_Task brief_
Could you output every record again, exactly as given?

Entries from a dataset of interfaces:
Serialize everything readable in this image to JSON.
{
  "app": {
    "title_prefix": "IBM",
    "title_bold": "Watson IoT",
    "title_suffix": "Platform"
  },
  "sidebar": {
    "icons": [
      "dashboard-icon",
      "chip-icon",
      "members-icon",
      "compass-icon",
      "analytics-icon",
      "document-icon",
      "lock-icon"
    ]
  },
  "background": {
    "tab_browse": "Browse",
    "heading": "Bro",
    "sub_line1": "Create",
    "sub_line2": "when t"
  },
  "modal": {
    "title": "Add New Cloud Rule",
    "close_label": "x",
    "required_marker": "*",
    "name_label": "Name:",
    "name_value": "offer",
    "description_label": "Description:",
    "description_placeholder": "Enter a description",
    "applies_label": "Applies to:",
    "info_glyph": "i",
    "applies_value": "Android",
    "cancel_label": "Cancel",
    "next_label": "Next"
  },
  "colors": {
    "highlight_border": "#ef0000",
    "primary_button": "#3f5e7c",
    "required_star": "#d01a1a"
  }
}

_Response for this exercise_
Serialize everything readable in this image to JSON.
{
  "app": {
    "title_prefix": "IBM",
    "title_bold": "Watson IoT",
    "title_suffix": "Platform"
  },
  "sidebar": {
    "icons": [
      "dashboard-icon",
      "chip-icon",
      "members-icon",
      "compass-icon",
      "analytics-icon",
      "document-icon",
      "lock-icon"
    ]
  },
  "background": {
    "tab_browse": "Browse",
    "heading": "Bro",
    "sub_line1": "Create",
    "sub_line2": "when t"
  },
  "modal": {
    "title": "Add New Cloud Rule",
    "close_label": "x",
    "required_marker": "*",
    "name_label": "Name:",
    "name_value": "offer",
    "description_label": "Description:",
    "description_placeholder": "Enter a description",
    "applies_label": "Applies to:",
    "info_glyph": "i",
    "applies_value": "Android",
    "cancel_label": "Cancel",
    "next_label": "Next"
  },
  "colors": {
    "highlight_border": "#ef0000",
    "primary_button": "#3f5e7c",
    "required_star": "#d01a1a"
  }
}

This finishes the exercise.